Stanley Fischer hired to advise BlackRock

Stanley Fischer, a former Bank of Israel governor and U.S. Federal Reserve vice chairman, has been hired by BlackRock as a senior adviser, the U.S. private equity fund said Wednesday. BlackRock, which manages about $6 trillion in assets, said Fischer would be a senior adviser in the BlackRock Investment Institute, an arm of the company that serves as a think tank on investment strategy, according to a memo co-signed by CEO Larry Fink and confirmed by a company spokeswoman. The memo said Fischer will add to the company’s research, support its investment teams and speak with clients on markets, economics and central bank policy. Fischer served as Bank of Israel governor from 2005-13 before joining the Fed, where he was vice chairman until October 2017. Over his career he helped to shape modern economic theory as an academic and was at the center of the response to the 2008 global financial crisis. (Reuters)
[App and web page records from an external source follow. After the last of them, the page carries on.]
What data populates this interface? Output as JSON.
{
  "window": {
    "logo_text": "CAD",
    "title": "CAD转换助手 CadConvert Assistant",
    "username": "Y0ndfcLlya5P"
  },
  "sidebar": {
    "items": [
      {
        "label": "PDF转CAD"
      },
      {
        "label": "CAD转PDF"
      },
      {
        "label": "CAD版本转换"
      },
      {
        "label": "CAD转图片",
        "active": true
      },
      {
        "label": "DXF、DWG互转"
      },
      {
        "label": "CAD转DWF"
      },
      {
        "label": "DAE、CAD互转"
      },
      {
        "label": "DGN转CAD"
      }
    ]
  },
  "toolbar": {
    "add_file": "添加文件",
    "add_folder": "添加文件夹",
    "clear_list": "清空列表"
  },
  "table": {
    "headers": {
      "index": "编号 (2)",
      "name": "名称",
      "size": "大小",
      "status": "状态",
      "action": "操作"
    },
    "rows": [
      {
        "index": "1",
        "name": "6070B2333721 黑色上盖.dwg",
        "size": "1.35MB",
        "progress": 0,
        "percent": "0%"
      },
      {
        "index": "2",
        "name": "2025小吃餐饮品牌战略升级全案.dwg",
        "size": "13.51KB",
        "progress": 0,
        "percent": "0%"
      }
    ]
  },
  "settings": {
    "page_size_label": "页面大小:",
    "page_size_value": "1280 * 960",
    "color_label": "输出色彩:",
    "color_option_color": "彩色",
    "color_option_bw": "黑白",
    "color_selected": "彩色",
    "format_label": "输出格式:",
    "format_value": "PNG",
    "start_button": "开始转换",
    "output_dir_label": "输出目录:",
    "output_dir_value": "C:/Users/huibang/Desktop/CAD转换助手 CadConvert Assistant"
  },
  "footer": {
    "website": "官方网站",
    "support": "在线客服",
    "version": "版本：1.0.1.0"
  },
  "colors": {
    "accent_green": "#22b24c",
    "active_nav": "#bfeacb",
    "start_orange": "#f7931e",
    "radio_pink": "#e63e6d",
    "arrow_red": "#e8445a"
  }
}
Wall Street weighs down Tel Aviv shares

After resisting for many years, Leon Koffler, founder and controlling shareholder of Super Pharm, has given the nod for Israel’s biggest pharmacy chain to go public. Super Pharm’s board will meet by the end of this week to approve an initial public offering valuing the company at 1.7 billion shekels ($470 million). Part of the proceeds will go into the company, but Bank Leumi and Israel Discount Bank are expected to sell their stakes of 15% and 10%, respectively, in the IPO. It’s not clear yet whether Koffler will sell any of his shares. Super Pharm is estimated to have had 2018 sales of 5 billion shekels and another 760 million from its Polish unit. Earnings before interest, taxes, depreciation and amortization are believed to have been 250 million shekels. A plan to sell the European fund CVC up to 40% of the retailer in 2017 collapsed in a dispute over control issues. (Michael Rochvarger and Adi Dovrat-Meseritz)
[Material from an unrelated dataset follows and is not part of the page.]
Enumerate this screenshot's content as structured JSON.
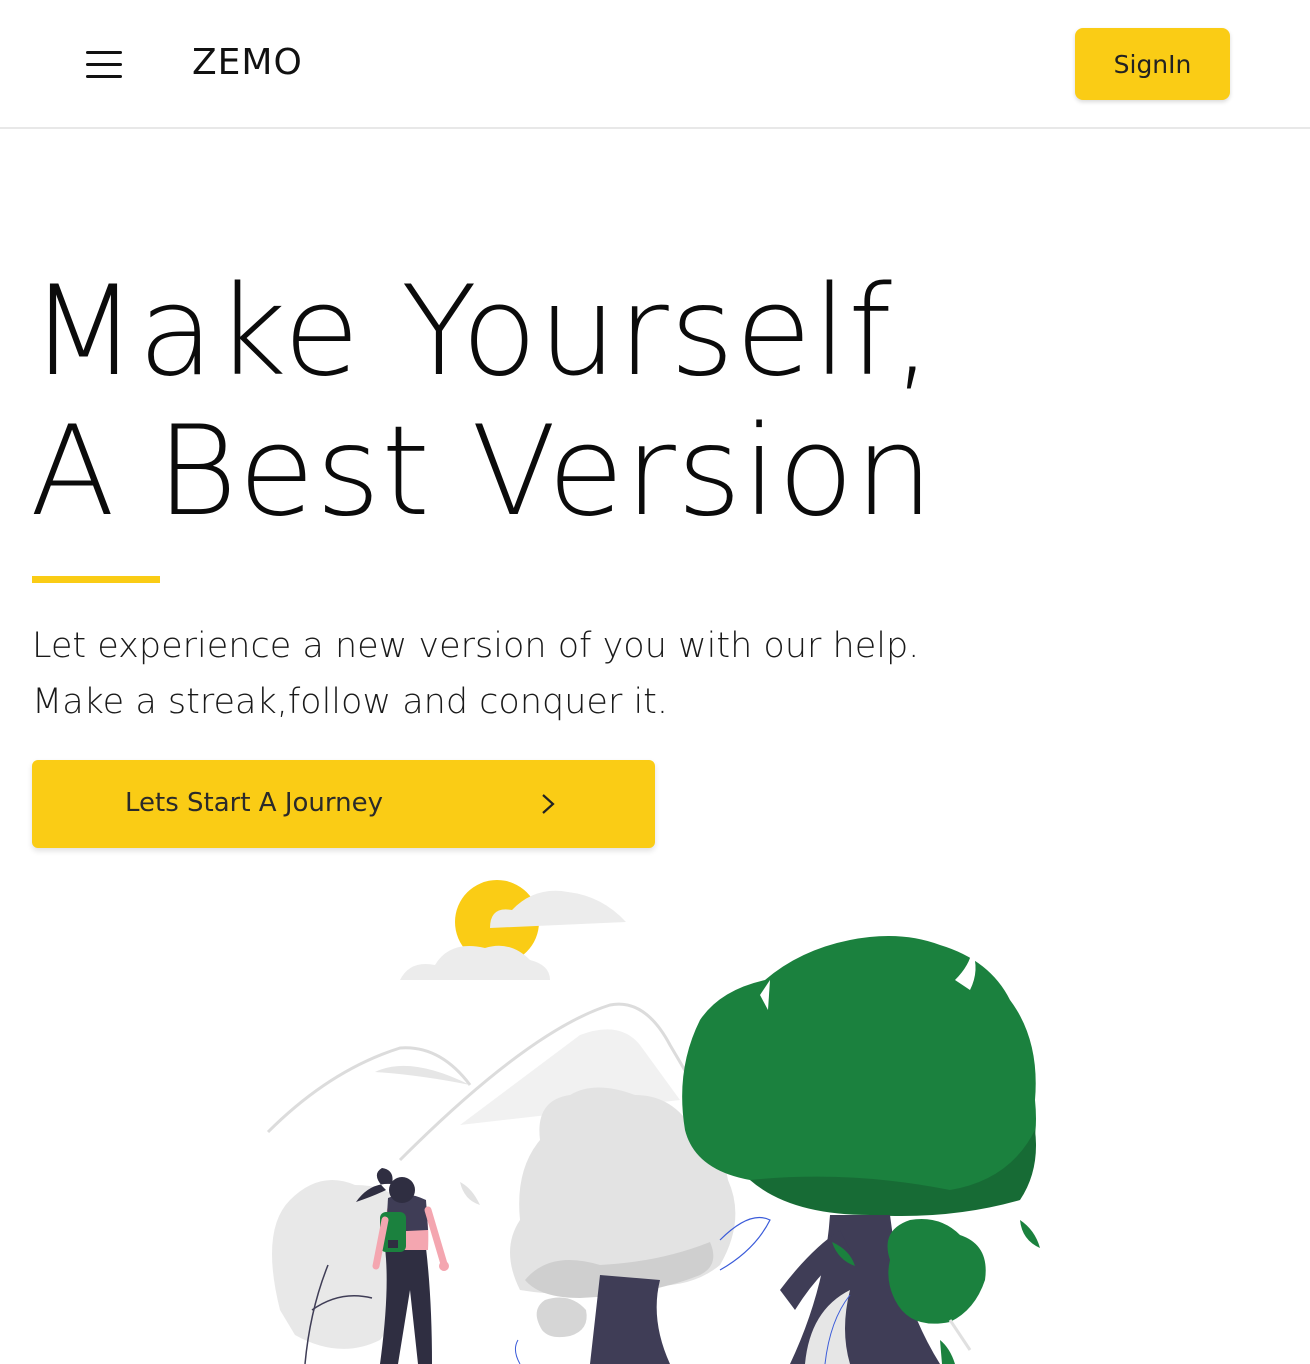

Tel Aviv shares end higher, despite Teva Pharmaceuticals selloff

A lower Wall Street took the wind out of an incipient recovery on the Tel Aviv Stock Exchange Thursday. The TA-35 and TA-125 indexes each ended down 0.13% at 1,556.65 and 1,418.98 points, respectively, on turnover of 1.21 billion shekels ($330 million). Teva Pharmaceuticals, whose share price plummeted on poor 2019 outlook Wednesday, gained 0.3% to end at 64.42 shekels. Nice rose 3.2% to 425.50 after its fourth-quarter adjusted earnings came in at $1.47 a share, 6 cents above average forecasts. Camtek extended gains from a strong quarterly report, adding 6.5% to 32.77. Bank Leumi ended down 1.2%. Cannabis shares continued their sell-off, with Herodium tumbling 20.6% to 8.05, Together losing 10.7% to 6.21 and Whitesmoke dropping 12.8% to 1.68. In foreign currency trading, the dollar strengthened almost 0.7% to a representative rate of 3.6620 shekels. (Jenya Volinsky)